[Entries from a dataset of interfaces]
┌──

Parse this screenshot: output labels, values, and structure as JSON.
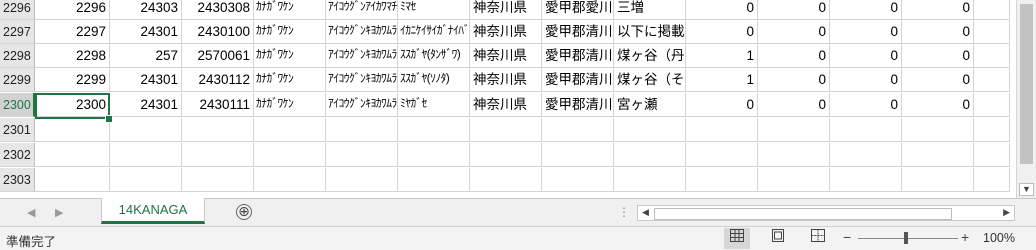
{
  "columns": [
    "",
    "",
    "",
    "",
    "",
    "",
    "",
    "",
    "",
    "",
    "",
    "",
    "",
    ""
  ],
  "rows": [
    {
      "row_num": "2296",
      "cells": [
        "2296",
        "24303",
        "2430308",
        "ｶﾅｶﾞﾜｹﾝ",
        "ｱｲｺｳｸﾞﾝｱｲｶﾜﾏﾁ",
        "ﾐﾏｾ",
        "神奈川県",
        "愛甲郡愛川町",
        "三増",
        "0",
        "0",
        "0",
        "0",
        ""
      ]
    },
    {
      "row_num": "2297",
      "cells": [
        "2297",
        "24301",
        "2430100",
        "ｶﾅｶﾞﾜｹﾝ",
        "ｱｲｺｳｸﾞﾝｷﾖｶﾜﾑﾗ",
        "ｲｶﾆｹｲｻｲｶﾞﾅｲﾊﾞｱｲ",
        "神奈川県",
        "愛甲郡清川村",
        "以下に掲載がない場合",
        "0",
        "0",
        "0",
        "0",
        ""
      ]
    },
    {
      "row_num": "2298",
      "cells": [
        "2298",
        "257",
        "2570061",
        "ｶﾅｶﾞﾜｹﾝ",
        "ｱｲｺｳｸﾞﾝｷﾖｶﾜﾑﾗ",
        "ｽｽｶﾞﾔ(ﾀﾝｻﾞﾜ)",
        "神奈川県",
        "愛甲郡清川村",
        "煤ヶ谷（丹沢）",
        "1",
        "0",
        "0",
        "0",
        ""
      ]
    },
    {
      "row_num": "2299",
      "cells": [
        "2299",
        "24301",
        "2430112",
        "ｶﾅｶﾞﾜｹﾝ",
        "ｱｲｺｳｸﾞﾝｷﾖｶﾜﾑﾗ",
        "ｽｽｶﾞﾔ(ｿﾉﾀ)",
        "神奈川県",
        "愛甲郡清川村",
        "煤ヶ谷（その他）",
        "1",
        "0",
        "0",
        "0",
        ""
      ]
    },
    {
      "row_num": "2300",
      "cells": [
        "2300",
        "24301",
        "2430111",
        "ｶﾅｶﾞﾜｹﾝ",
        "ｱｲｺｳｸﾞﾝｷﾖｶﾜﾑﾗ",
        "ﾐﾔｶﾞｾ",
        "神奈川県",
        "愛甲郡清川村",
        "宮ヶ瀬",
        "0",
        "0",
        "0",
        "0",
        ""
      ]
    },
    {
      "row_num": "2301",
      "cells": [
        "",
        "",
        "",
        "",
        "",
        "",
        "",
        "",
        "",
        "",
        "",
        "",
        "",
        ""
      ]
    },
    {
      "row_num": "2302",
      "cells": [
        "",
        "",
        "",
        "",
        "",
        "",
        "",
        "",
        "",
        "",
        "",
        "",
        "",
        ""
      ]
    },
    {
      "row_num": "2303",
      "cells": [
        "",
        "",
        "",
        "",
        "",
        "",
        "",
        "",
        "",
        "",
        "",
        "",
        "",
        ""
      ]
    }
  ],
  "sheet": {
    "tab_name": "14KANAGA",
    "add_symbol": "⊕",
    "nav_prev": "◀",
    "nav_next": "▶",
    "splitter": "⋮"
  },
  "status": {
    "text": "準備完了",
    "zoom": "100%",
    "zoom_minus": "−",
    "zoom_plus": "+"
  },
  "scroll": {
    "left": "◀",
    "right": "▶",
    "down": "▼"
  },
  "colors": {
    "accent": "#217346",
    "grid": "#d4d4d4",
    "header_bg": "#e6e6e6"
  }
}
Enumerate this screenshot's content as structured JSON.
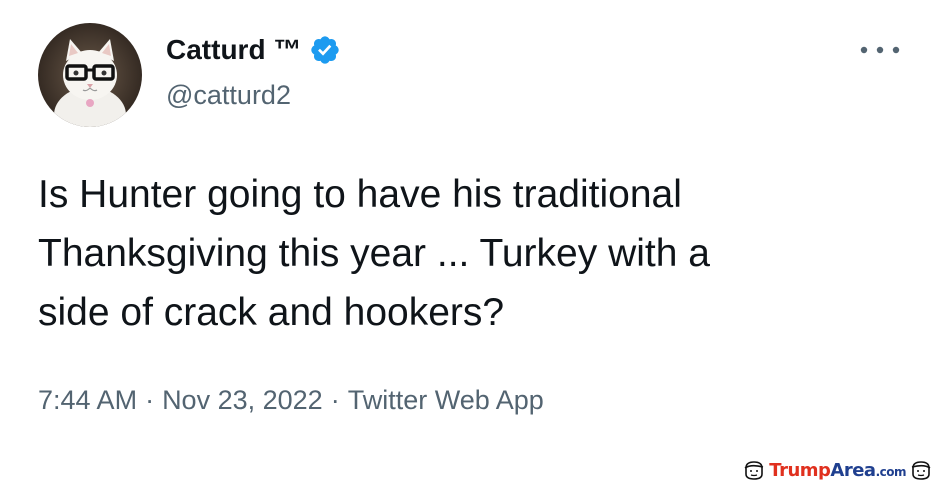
{
  "tweet": {
    "author": {
      "display_name": "Catturd ™",
      "handle": "@catturd2",
      "verified": true,
      "avatar_icon": "cat-with-glasses-avatar"
    },
    "text_lines": [
      "Is Hunter going to have his traditional",
      "Thanksgiving this year ... Turkey with a",
      "side of crack and hookers?"
    ],
    "meta": {
      "time": "7:44 AM",
      "separator": "·",
      "date": "Nov 23, 2022",
      "source": "Twitter Web App"
    },
    "more_icon": "more-horizontal-icon"
  },
  "watermark": {
    "brand_trump": "Trump",
    "brand_area": "Area",
    "brand_tld": ".com"
  },
  "colors": {
    "text_primary": "#0f1419",
    "text_secondary": "#536471",
    "verified_blue": "#1d9bf0",
    "watermark_red": "#e0301e",
    "watermark_blue": "#1f3f8f"
  }
}
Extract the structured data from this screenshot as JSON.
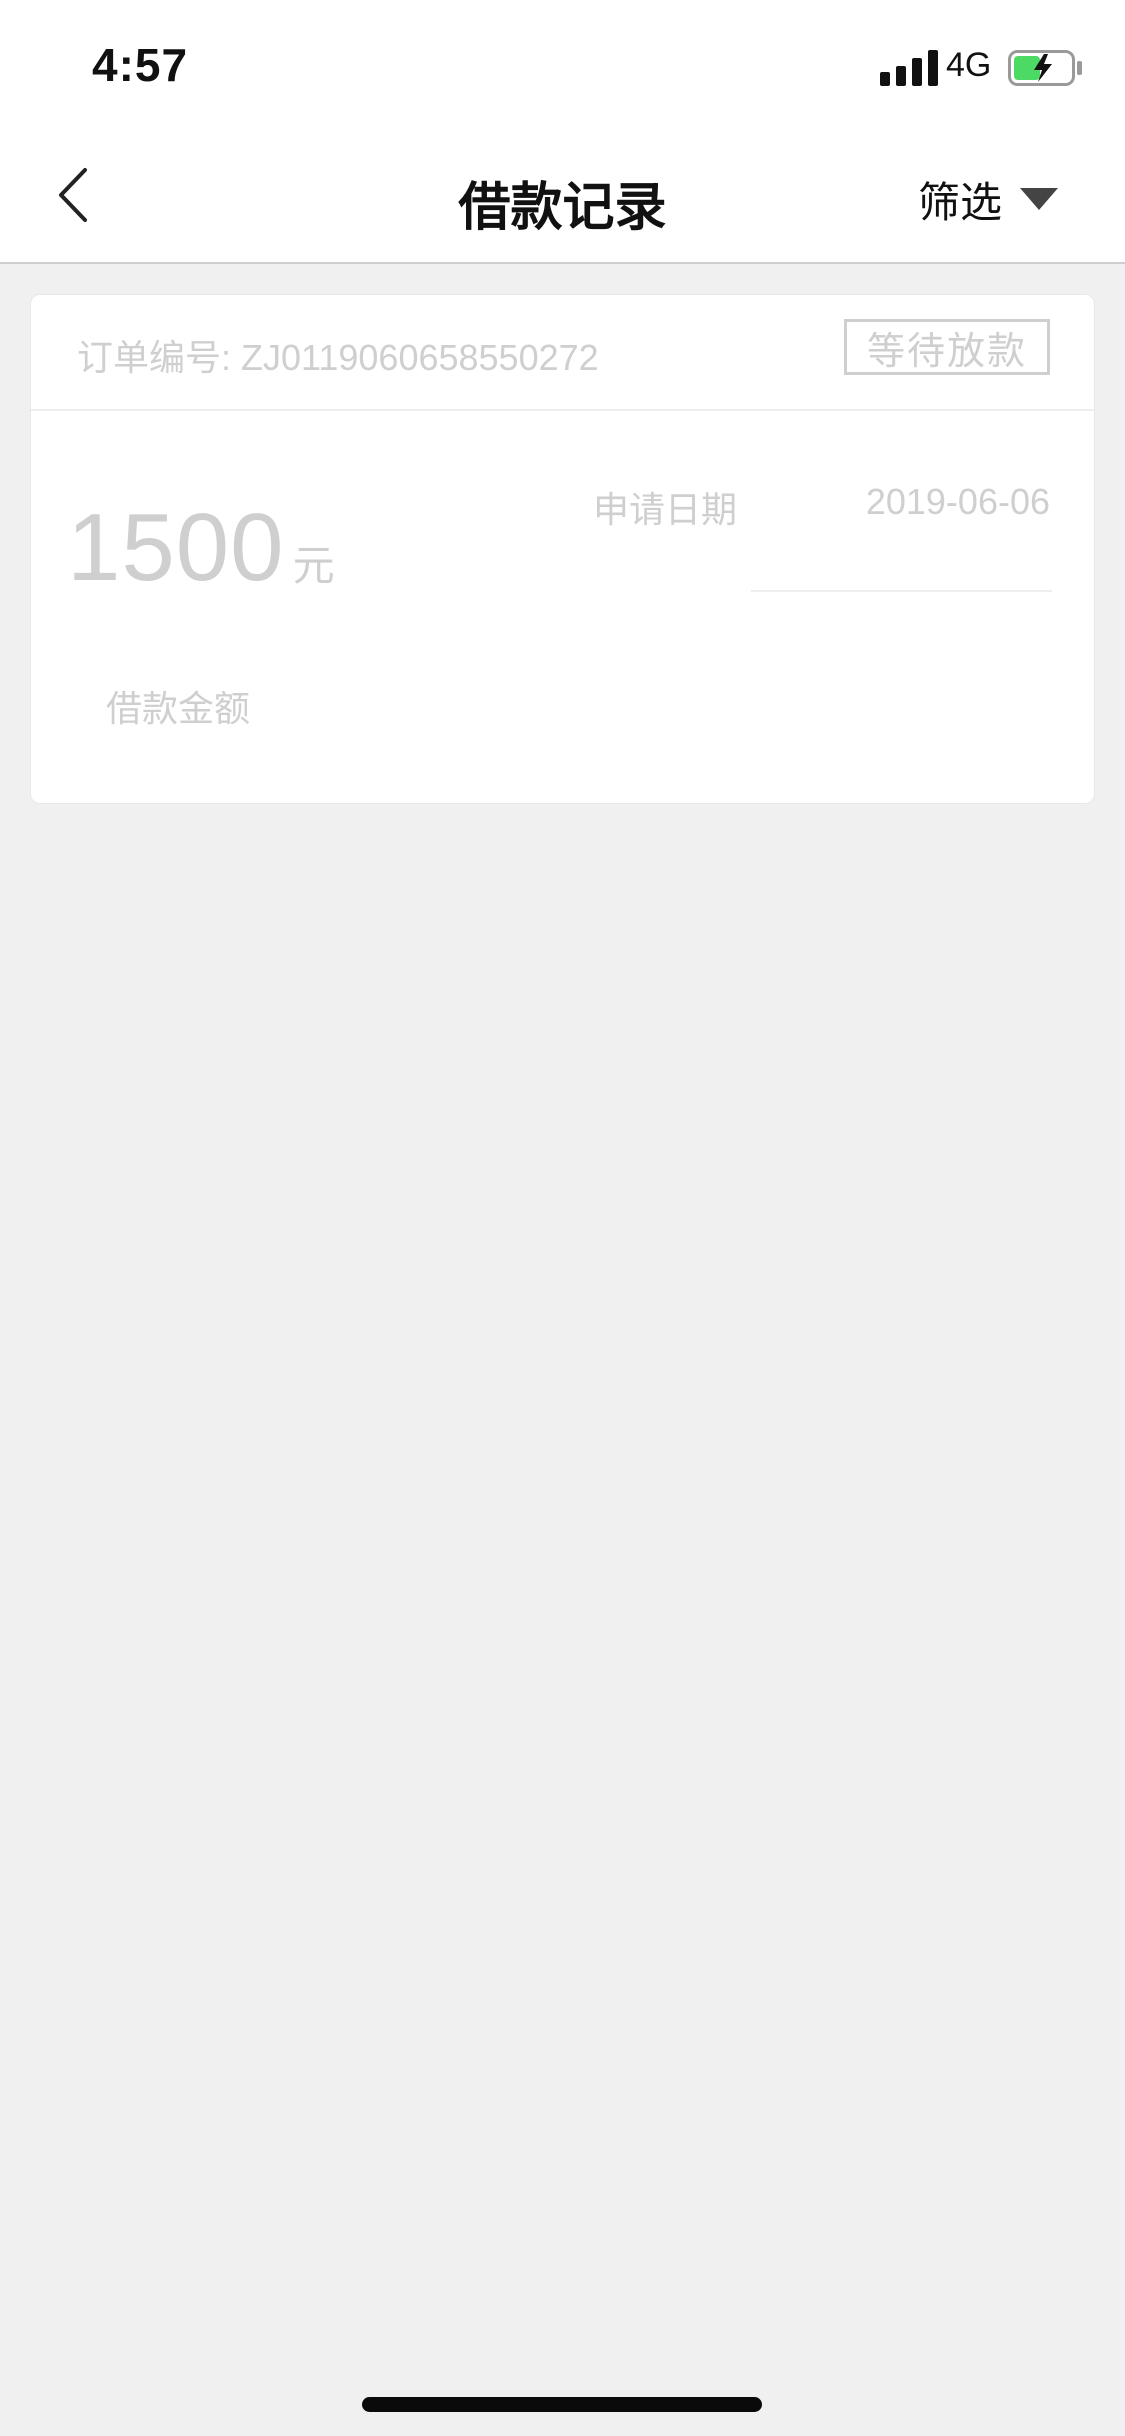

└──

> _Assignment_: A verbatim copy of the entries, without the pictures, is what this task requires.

> _Response_:
Parse this screenshot: output labels, values, and structure as JSON.
{
  "columns": [
    "",
    "",
    "",
    "",
    "",
    "",
    "",
    "",
    "",
    "",
    "",
    "",
    "",
    ""
  ],
  "rows": [
    {
      "row_num": "2296",
      "cells": [
        "2296",
        "24303",
        "2430308",
        "ｶﾅｶﾞﾜｹﾝ",
        "ｱｲｺｳｸﾞﾝｱｲｶﾜﾏﾁ",
        "ﾐﾏｾ",
        "神奈川県",
        "愛甲郡愛川町",
        "三増",
        "0",
        "0",
        "0",
        "0",
        ""
      ]
    },
    {
      "row_num": "2297",
      "cells": [
        "2297",
        "24301",
        "2430100",
        "ｶﾅｶﾞﾜｹﾝ",
        "ｱｲｺｳｸﾞﾝｷﾖｶﾜﾑﾗ",
        "ｲｶﾆｹｲｻｲｶﾞﾅｲﾊﾞｱｲ",
        "神奈川県",
        "愛甲郡清川村",
        "以下に掲載がない場合",
        "0",
        "0",
        "0",
        "0",
        ""
      ]
    },
    {
      "row_num": "2298",
      "cells": [
        "2298",
        "257",
        "2570061",
        "ｶﾅｶﾞﾜｹﾝ",
        "ｱｲｺｳｸﾞﾝｷﾖｶﾜﾑﾗ",
        "ｽｽｶﾞﾔ(ﾀﾝｻﾞﾜ)",
        "神奈川県",
        "愛甲郡清川村",
        "煤ヶ谷（丹沢）",
        "1",
        "0",
        "0",
        "0",
        ""
      ]
    },
    {
      "row_num": "2299",
      "cells": [
        "2299",
        "24301",
        "2430112",
        "ｶﾅｶﾞﾜｹﾝ",
        "ｱｲｺｳｸﾞﾝｷﾖｶﾜﾑﾗ",
        "ｽｽｶﾞﾔ(ｿﾉﾀ)",
        "神奈川県",
        "愛甲郡清川村",
        "煤ヶ谷（その他）",
        "1",
        "0",
        "0",
        "0",
        ""
      ]
    },
    {
      "row_num": "2300",
      "cells": [
        "2300",
        "24301",
        "2430111",
        "ｶﾅｶﾞﾜｹﾝ",
        "ｱｲｺｳｸﾞﾝｷﾖｶﾜﾑﾗ",
        "ﾐﾔｶﾞｾ",
        "神奈川県",
        "愛甲郡清川村",
        "宮ヶ瀬",
        "0",
        "0",
        "0",
        "0",
        ""
      ]
    },
    {
      "row_num": "2301",
      "cells": [
        "",
        "",
        "",
        "",
        "",
        "",
        "",
        "",
        "",
        "",
        "",
        "",
        "",
        ""
      ]
    },
    {
      "row_num": "2302",
      "cells": [
        "",
        "",
        "",
        "",
        "",
        "",
        "",
        "",
        "",
        "",
        "",
        "",
        "",
        ""
      ]
    },
    {
      "row_num": "2303",
      "cells": [
        "",
        "",
        "",
        "",
        "",
        "",
        "",
        "",
        "",
        "",
        "",
        "",
        "",
        ""
      ]
    }
  ],
  "sheet": {
    "tab_name": "14KANAGA",
    "add_symbol": "⊕",
    "nav_prev": "◀",
    "nav_next": "▶",
    "splitter": "⋮"
  },
  "status": {
    "text": "準備完了",
    "zoom": "100%",
    "zoom_minus": "−",
    "zoom_plus": "+"
  },
  "scroll": {
    "left": "◀",
    "right": "▶",
    "down": "▼"
  },
  "colors": {
    "accent": "#217346",
    "grid": "#d4d4d4",
    "header_bg": "#e6e6e6"
  }
}
Enumerate this screenshot's content as structured JSON.
{
  "tweet": {
    "author": {
      "display_name": "Catturd ™",
      "handle": "@catturd2",
      "verified": true,
      "avatar_icon": "cat-with-glasses-avatar"
    },
    "text_lines": [
      "Is Hunter going to have his traditional",
      "Thanksgiving this year ... Turkey with a",
      "side of crack and hookers?"
    ],
    "meta": {
      "time": "7:44 AM",
      "separator": "·",
      "date": "Nov 23, 2022",
      "source": "Twitter Web App"
    },
    "more_icon": "more-horizontal-icon"
  },
  "watermark": {
    "brand_trump": "Trump",
    "brand_area": "Area",
    "brand_tld": ".com"
  },
  "colors": {
    "text_primary": "#0f1419",
    "text_secondary": "#536471",
    "verified_blue": "#1d9bf0",
    "watermark_red": "#e0301e",
    "watermark_blue": "#1f3f8f"
  }
}
Extract the structured data from this screenshot as JSON.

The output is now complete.